9 am to 5 pm
This workshop will focus on approaches to Don Quixote and implications for the study of narrative in general. Participants will look at how Cervantes draws from the literary past, how he addresses Renaissance theory, and how he writes fiction with a precocious anticipation of the development of the novel and of the theoretical issues that most have concerned scholars, critics, and readers into the twenty-first century. Participants will also seek resources at the Newberry Library to help explore the theoretical intersections of past and present.
The workshop will include a significant interactive component, with numerous short exercises that will allow participants liberally to engage in the discussion. The topics covered—with Don Quixote as a blend of microcosm and macrocosm—will inform, animate, whet appetites, and aid participants in their present and future academic projects.

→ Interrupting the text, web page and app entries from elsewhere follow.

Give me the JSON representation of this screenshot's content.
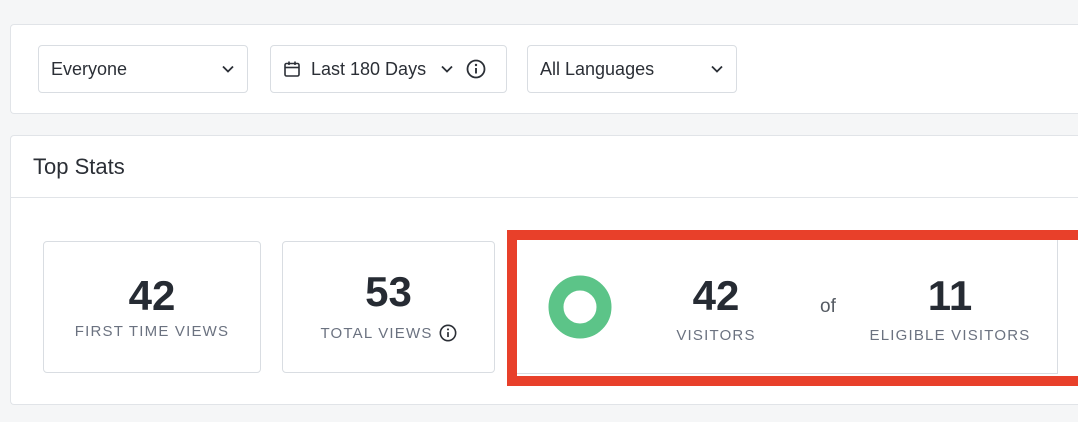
{
  "filters": {
    "audience": {
      "label": "Everyone"
    },
    "date_range": {
      "label": "Last 180 Days"
    },
    "language": {
      "label": "All Languages"
    }
  },
  "top_stats": {
    "title": "Top Stats",
    "first_time_views": {
      "value": "42",
      "label": "FIRST TIME VIEWS"
    },
    "total_views": {
      "value": "53",
      "label": "TOTAL VIEWS"
    },
    "visitors": {
      "value": "42",
      "label": "VISITORS"
    },
    "connector": "of",
    "eligible_visitors": {
      "value": "11",
      "label": "ELIGIBLE VISITORS"
    }
  },
  "colors": {
    "donut": "#5cc488",
    "highlight": "#e8402a"
  },
  "icons": {
    "audience_chevron": "chevron-down-icon",
    "calendar": "calendar-icon",
    "date_chevron": "chevron-down-icon",
    "date_info": "info-icon",
    "language_chevron": "chevron-down-icon",
    "total_views_info": "info-icon"
  }
}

We encourage students to arrive early or stay over Saturday to work on personal research in the Reading Rooms; they are open 9 am to 5 pm Tuesday through Friday and 9 am to 1 pm Saturday.
Learn more about the workshop directors:

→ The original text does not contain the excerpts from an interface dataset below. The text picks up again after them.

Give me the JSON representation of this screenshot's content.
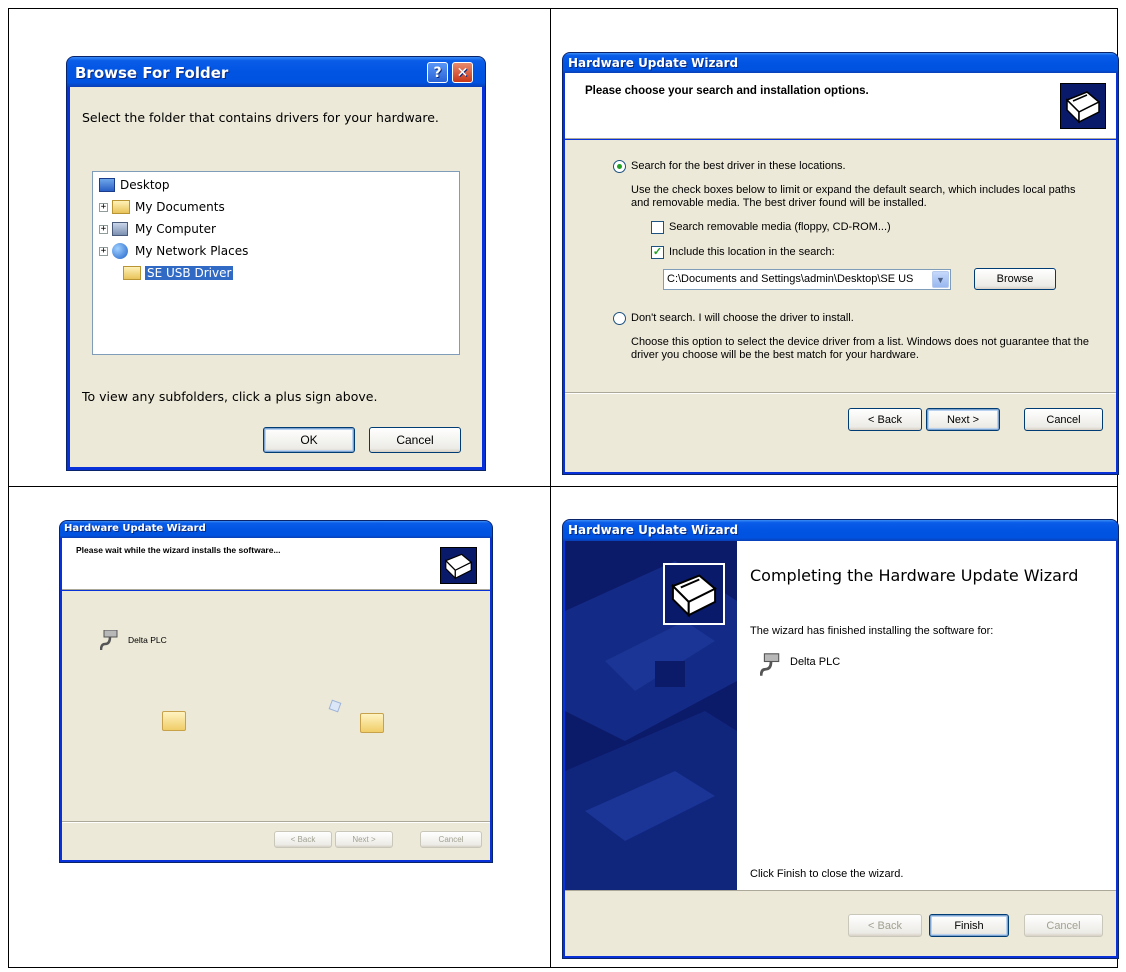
{
  "browse": {
    "title": "Browse For Folder",
    "help_icon": "help-icon",
    "close_icon": "close-icon",
    "instruction": "Select the folder that contains drivers for your hardware.",
    "tree": [
      {
        "label": "Desktop",
        "icon": "desktop-icon",
        "expandable": false,
        "selected": false
      },
      {
        "label": "My Documents",
        "icon": "folder-icon",
        "expandable": true,
        "selected": false
      },
      {
        "label": "My Computer",
        "icon": "computer-icon",
        "expandable": true,
        "selected": false
      },
      {
        "label": "My Network Places",
        "icon": "network-icon",
        "expandable": true,
        "selected": false
      },
      {
        "label": "SE USB Driver",
        "icon": "folder-open-icon",
        "expandable": false,
        "selected": true
      }
    ],
    "hint": "To view any subfolders, click a plus sign above.",
    "ok_label": "OK",
    "cancel_label": "Cancel"
  },
  "search_options": {
    "title": "Hardware Update Wizard",
    "heading": "Please choose your search and installation options.",
    "radio_search": "Search for the best driver in these locations.",
    "search_desc": "Use the check boxes below to limit or expand the default search, which includes local paths and removable media. The best driver found will be installed.",
    "check_removable": "Search removable media (floppy, CD-ROM...)",
    "check_removable_checked": false,
    "check_location": "Include this location in the search:",
    "check_location_checked": true,
    "location_value": "C:\\Documents and Settings\\admin\\Desktop\\SE US",
    "browse_label": "Browse",
    "radio_dont": "Don't search. I will choose the driver to install.",
    "dont_desc": "Choose this option to select the device driver from a list.  Windows does not guarantee that the driver you choose will be the best match for your hardware.",
    "back_label": "< Back",
    "next_label": "Next >",
    "cancel_label": "Cancel"
  },
  "installing": {
    "title": "Hardware Update Wizard",
    "heading": "Please wait while the wizard installs the software...",
    "device": "Delta PLC",
    "back_label": "< Back",
    "next_label": "Next >",
    "cancel_label": "Cancel"
  },
  "completing": {
    "title": "Hardware Update Wizard",
    "heading": "Completing the Hardware Update Wizard",
    "finished_text": "The wizard has finished installing the software for:",
    "device": "Delta PLC",
    "close_hint": "Click Finish to close the wizard.",
    "back_label": "< Back",
    "finish_label": "Finish",
    "cancel_label": "Cancel"
  }
}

Download a PDF flyer for all this year’s methods workshops, to post and distribute.
8:30 - 9: Coffee
9 - 10:15: Session 1: Introductions and Setting the Stage

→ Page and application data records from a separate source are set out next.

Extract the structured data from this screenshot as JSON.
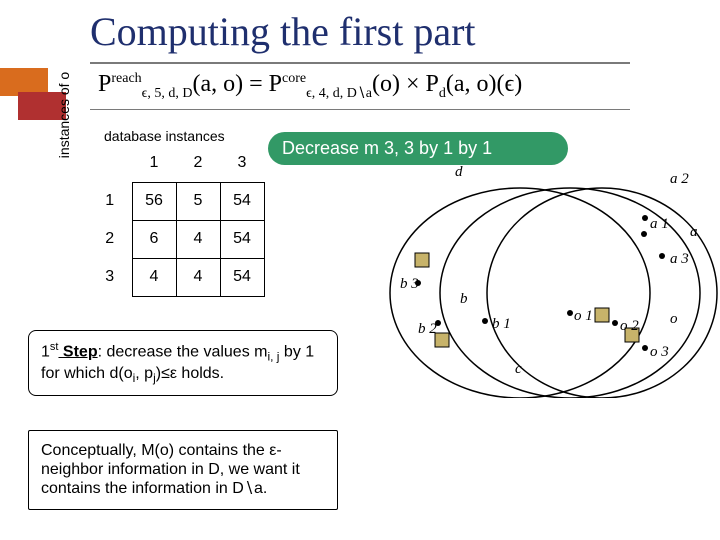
{
  "title": "Computing the first part",
  "formula_parts": {
    "lhs_P": "P",
    "lhs_sup": "reach",
    "lhs_sub": "ϵ, 5, d, D",
    "lhs_arg": "(a, o) = ",
    "mid_P": "P",
    "mid_sup": "core",
    "mid_sub": "ϵ, 4, d, D∖a",
    "mid_arg": "(o) × ",
    "rhs_P": "P",
    "rhs_sub": "d",
    "rhs_arg": "(a, o)(ϵ)"
  },
  "labels": {
    "db_instances": "database instances",
    "instances_of_o": "instances of o"
  },
  "table": {
    "cols": [
      "1",
      "2",
      "3"
    ],
    "rows": [
      "1",
      "2",
      "3"
    ],
    "cells": [
      [
        "56",
        "5",
        "54"
      ],
      [
        "6",
        "4",
        "54"
      ],
      [
        "4",
        "4",
        "54"
      ]
    ]
  },
  "decrease_bubble": "Decrease m 3, 3 by 1            by 1",
  "diagram_labels": {
    "d": "d",
    "a": "a",
    "a1": "a 1",
    "a2": "a 2",
    "a3": "a 3",
    "b": "b",
    "b1": "b 1",
    "b2": "b 2",
    "b3": "b 3",
    "c": "c",
    "o": "o",
    "o1": "o 1",
    "o2": "o 2",
    "o3": "o 3"
  },
  "step_box": {
    "prefix": "1",
    "sup": "st",
    "bold": " Step",
    "rest": ": decrease the values m",
    "sub": "i, j",
    "rest2": " by 1 for which  d(o",
    "sub2": "i",
    "rest3": ", p",
    "sub3": "j",
    "rest4": ")≤ε holds."
  },
  "concept_box": "Conceptually, M(o) contains the ε-neighbor information in D, we want it contains the information in D∖a."
}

10:30 - 11:30: Session 2: The Structure and Content of Don Quixote
11:30 - 12:15: Session 3: Approaches to Don Quixote
12:15 - 1:15: Lunch
1:15 - 1:50: Tour of and orientation to the Newberry; participants obtain Reader Cards
1:50 - 2:30: Session 4: Don Quixote in the Context of Renaissance and Contemporary Theory
2:45 - 3:45: Session 5: Translations, Editions, and Commentaries (with books from the Newberry collection); Adaptations of Don Quixote in Multiple Media
4 - 4:30: Session 6: Getting Started in Research: Contemplating Conference Papers, Publications, and Entry into the Profession
4:30 - 5: Synthesis and Final Comments
Eligibility: This workshop is open to graduate students in a terminal master’s program and those who have not yet completed comprehensive exams in a PhD program. Students from Newberry Center for Renaissance Studies consortium member institutions have priority. Participants need not have a knowledge of Spanish. To ensure full participation, the workshop will be limited to twelve participants
Travel funding: Faculty and graduate students of Center for Renaissance Studies consortium institutions may be eligible to apply for travel funds to attend CRS programs or to do research at the Newberry. Each member university sets its own policies and deadlines; contact your Representative Council member in advance for details.
The application deadline has passed.